▶ Exercise
Word for word, print each record, dropping any image it holds.

***** Input for this task *****

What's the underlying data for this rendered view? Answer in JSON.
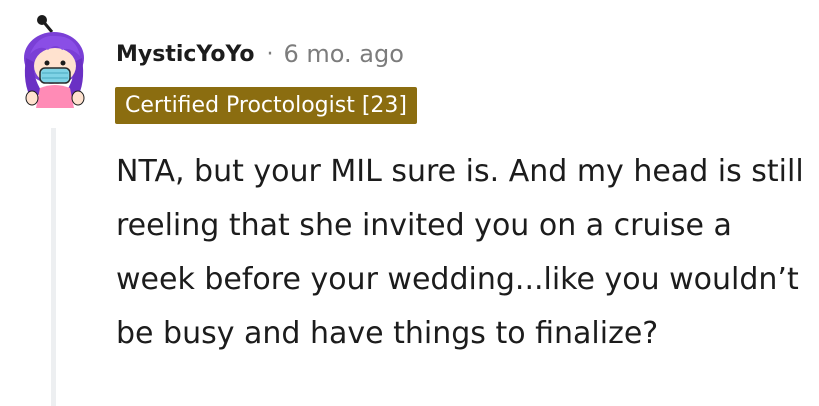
{
  "comment": {
    "username": "MysticYoYo",
    "separator": "·",
    "timestamp": "6 mo. ago",
    "flair": "Certified Proctologist [23]",
    "body": "NTA, but your MIL sure is. And my head is still reeling that she invited you on a cruise a week before your wedding...like you wouldn’t be busy and have things to finalize?",
    "avatar_icon": "snoo-avatar-icon"
  },
  "colors": {
    "flair_bg": "#8b6d10",
    "flair_text": "#ffffff",
    "username": "#1c1c1c",
    "meta": "#7c7c7c",
    "thread_line": "#edeff1"
  }
}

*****

▶ Solution to the problem
What's the underlying data for this rendered view? Answer in JSON.
{
  "comment": {
    "username": "MysticYoYo",
    "separator": "·",
    "timestamp": "6 mo. ago",
    "flair": "Certified Proctologist [23]",
    "body": "NTA, but your MIL sure is. And my head is still reeling that she invited you on a cruise a week before your wedding...like you wouldn’t be busy and have things to finalize?",
    "avatar_icon": "snoo-avatar-icon"
  },
  "colors": {
    "flair_bg": "#8b6d10",
    "flair_text": "#ffffff",
    "username": "#1c1c1c",
    "meta": "#7c7c7c",
    "thread_line": "#edeff1"
  }
}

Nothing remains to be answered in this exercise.